§ **Problem to solve**
Please read the records below and return each line holding the string "Saturation".

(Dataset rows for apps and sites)
#####

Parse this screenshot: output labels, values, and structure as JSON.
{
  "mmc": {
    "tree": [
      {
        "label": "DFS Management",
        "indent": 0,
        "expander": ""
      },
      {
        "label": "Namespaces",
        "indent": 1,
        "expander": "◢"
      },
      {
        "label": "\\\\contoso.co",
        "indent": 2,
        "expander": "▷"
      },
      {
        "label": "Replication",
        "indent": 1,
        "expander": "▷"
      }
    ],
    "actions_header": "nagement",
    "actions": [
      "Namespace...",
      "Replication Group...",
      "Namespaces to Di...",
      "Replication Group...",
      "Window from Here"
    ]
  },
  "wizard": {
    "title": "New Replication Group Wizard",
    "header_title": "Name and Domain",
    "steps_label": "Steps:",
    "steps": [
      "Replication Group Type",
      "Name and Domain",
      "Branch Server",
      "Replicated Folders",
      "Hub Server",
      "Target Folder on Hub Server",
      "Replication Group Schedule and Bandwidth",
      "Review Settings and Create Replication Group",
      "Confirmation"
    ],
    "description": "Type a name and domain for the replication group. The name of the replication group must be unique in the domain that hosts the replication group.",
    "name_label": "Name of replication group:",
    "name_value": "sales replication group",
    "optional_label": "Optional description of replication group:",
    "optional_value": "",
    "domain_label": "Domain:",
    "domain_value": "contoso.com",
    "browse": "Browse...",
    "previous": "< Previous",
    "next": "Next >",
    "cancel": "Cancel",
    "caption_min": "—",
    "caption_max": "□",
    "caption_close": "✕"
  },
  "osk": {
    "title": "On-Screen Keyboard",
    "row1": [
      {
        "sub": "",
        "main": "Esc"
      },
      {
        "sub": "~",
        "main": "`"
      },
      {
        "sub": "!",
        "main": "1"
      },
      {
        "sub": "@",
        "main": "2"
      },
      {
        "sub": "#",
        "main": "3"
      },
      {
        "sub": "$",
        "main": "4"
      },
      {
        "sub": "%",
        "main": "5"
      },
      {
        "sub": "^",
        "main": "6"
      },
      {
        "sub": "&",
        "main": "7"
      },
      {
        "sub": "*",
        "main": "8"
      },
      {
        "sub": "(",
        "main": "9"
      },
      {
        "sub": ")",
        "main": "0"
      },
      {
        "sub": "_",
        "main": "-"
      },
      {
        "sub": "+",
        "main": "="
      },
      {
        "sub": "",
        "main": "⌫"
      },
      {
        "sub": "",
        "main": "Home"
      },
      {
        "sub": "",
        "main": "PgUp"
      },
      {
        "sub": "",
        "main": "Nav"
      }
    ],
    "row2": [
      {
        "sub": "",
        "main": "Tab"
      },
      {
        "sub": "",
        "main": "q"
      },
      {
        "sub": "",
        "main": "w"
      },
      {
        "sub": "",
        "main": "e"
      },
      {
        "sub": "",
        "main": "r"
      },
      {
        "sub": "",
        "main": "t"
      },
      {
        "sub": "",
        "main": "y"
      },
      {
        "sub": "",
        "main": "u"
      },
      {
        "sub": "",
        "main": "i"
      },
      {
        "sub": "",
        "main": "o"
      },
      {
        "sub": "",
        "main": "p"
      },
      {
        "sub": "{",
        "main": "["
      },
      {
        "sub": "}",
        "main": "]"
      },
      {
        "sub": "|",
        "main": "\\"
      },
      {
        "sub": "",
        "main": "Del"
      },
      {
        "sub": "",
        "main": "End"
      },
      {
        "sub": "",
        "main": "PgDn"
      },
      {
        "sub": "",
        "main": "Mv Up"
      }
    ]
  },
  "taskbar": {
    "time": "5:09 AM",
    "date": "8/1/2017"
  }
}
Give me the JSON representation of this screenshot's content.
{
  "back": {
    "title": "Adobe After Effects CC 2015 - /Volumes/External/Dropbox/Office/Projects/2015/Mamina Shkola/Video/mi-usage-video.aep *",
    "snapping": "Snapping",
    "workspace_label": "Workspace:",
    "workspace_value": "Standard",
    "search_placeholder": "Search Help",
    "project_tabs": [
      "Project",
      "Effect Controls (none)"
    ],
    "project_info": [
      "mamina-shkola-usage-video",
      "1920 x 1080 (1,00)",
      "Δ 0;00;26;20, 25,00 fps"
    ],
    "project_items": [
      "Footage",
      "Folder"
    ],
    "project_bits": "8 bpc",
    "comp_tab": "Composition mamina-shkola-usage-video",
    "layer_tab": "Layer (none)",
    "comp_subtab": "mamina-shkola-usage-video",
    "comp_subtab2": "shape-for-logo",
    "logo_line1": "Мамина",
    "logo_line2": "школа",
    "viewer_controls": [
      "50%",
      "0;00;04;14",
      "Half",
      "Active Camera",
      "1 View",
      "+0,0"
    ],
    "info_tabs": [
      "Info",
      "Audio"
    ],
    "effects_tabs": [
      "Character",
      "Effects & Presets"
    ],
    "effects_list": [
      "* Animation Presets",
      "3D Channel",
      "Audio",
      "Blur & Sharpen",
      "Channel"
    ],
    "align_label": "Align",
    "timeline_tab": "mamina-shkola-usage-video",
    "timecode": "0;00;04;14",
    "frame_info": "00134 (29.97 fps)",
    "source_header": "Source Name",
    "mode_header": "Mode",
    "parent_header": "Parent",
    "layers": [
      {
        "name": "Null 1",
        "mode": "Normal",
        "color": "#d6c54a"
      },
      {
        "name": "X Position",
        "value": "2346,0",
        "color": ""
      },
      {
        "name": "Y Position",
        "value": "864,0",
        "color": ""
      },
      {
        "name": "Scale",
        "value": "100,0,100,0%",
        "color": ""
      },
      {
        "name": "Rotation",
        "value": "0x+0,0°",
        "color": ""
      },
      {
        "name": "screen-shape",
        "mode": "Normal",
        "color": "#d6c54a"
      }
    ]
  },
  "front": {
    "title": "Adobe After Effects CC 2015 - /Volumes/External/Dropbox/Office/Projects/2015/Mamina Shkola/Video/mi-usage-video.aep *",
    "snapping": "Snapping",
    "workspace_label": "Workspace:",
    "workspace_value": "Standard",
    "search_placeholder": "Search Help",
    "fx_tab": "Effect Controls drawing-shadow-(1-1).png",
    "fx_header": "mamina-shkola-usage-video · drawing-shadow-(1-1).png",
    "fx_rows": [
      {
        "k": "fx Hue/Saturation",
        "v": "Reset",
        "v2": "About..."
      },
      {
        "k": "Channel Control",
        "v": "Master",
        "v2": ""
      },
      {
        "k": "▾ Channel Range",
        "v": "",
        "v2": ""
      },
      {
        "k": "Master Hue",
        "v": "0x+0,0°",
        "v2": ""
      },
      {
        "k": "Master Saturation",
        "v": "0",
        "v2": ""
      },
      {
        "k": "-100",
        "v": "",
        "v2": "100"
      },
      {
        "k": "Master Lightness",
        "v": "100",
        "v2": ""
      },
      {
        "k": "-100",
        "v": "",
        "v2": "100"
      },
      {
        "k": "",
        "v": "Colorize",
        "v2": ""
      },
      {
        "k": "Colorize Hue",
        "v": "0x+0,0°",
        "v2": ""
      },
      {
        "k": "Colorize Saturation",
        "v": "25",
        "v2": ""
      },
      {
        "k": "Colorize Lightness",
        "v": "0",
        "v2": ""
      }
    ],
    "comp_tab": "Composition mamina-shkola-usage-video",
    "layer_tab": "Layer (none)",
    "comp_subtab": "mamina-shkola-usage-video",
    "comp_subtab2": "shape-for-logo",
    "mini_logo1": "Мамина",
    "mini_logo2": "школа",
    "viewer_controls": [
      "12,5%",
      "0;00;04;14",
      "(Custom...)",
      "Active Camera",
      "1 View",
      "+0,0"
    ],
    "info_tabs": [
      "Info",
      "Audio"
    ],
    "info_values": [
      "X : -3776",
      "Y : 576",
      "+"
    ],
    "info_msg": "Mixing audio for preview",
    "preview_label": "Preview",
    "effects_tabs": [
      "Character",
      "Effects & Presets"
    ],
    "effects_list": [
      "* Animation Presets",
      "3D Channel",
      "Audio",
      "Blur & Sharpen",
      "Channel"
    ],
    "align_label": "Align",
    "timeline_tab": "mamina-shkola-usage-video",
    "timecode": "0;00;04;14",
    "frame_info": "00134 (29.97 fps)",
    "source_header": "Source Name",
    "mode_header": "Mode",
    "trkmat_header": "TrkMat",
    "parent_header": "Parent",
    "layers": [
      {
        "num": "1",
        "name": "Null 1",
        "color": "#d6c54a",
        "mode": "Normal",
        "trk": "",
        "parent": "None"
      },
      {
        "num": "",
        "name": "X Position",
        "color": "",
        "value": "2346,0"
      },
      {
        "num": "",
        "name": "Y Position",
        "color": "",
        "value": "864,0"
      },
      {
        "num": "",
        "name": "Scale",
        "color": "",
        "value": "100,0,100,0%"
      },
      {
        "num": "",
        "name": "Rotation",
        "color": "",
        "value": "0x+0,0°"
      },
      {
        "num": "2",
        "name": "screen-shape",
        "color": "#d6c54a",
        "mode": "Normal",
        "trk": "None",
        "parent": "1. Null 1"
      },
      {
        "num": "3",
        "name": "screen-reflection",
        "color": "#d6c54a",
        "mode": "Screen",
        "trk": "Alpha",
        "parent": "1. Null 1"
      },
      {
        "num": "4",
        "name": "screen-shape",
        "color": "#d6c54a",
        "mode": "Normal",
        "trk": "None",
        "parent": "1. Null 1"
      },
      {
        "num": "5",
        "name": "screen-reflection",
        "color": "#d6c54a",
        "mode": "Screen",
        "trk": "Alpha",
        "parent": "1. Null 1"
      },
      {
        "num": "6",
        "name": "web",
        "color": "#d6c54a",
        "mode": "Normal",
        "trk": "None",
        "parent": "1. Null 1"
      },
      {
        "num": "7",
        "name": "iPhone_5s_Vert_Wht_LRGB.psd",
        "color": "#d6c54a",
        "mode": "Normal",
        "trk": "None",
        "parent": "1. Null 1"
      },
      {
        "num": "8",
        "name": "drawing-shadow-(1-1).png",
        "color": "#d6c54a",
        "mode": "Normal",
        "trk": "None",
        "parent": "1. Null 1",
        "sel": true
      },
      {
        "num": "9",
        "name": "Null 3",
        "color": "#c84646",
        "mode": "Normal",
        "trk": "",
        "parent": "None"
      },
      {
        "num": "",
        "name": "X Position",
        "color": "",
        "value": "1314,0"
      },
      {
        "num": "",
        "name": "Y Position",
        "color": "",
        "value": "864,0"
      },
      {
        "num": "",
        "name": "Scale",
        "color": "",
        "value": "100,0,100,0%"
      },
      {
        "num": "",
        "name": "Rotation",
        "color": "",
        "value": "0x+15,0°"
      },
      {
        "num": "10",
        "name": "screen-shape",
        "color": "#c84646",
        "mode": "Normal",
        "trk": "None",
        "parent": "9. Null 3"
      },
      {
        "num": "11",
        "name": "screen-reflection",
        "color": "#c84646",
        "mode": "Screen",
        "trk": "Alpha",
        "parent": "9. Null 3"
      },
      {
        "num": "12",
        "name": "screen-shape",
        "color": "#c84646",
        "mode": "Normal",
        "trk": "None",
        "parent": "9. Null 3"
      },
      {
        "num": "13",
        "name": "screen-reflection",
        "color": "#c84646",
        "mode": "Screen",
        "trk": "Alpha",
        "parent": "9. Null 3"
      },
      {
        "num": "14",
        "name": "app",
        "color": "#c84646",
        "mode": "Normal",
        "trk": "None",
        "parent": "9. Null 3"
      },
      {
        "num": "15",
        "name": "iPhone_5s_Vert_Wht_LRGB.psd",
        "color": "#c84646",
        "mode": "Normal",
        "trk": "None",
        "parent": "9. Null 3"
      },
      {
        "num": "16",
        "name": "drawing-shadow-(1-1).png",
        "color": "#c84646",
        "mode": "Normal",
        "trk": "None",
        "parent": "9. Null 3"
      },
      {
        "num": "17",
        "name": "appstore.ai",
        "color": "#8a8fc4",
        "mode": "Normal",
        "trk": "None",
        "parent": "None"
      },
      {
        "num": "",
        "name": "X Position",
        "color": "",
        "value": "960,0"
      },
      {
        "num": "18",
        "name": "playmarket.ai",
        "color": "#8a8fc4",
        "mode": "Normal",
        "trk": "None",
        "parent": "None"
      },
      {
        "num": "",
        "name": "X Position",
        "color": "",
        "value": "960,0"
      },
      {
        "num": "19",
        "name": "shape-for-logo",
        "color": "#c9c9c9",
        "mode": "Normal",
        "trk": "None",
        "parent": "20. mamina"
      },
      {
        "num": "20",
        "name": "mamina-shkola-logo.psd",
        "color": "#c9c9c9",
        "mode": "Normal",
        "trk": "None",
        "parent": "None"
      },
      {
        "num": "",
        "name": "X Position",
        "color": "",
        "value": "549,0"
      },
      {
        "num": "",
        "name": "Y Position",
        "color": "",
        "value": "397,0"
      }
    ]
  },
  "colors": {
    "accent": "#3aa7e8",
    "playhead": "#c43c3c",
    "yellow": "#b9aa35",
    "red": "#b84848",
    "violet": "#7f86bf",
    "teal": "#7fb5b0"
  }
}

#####

§ **Output**
        "k": "fx Hue/Saturation",
        "k": "Master Saturation",
        "k": "Colorize Saturation",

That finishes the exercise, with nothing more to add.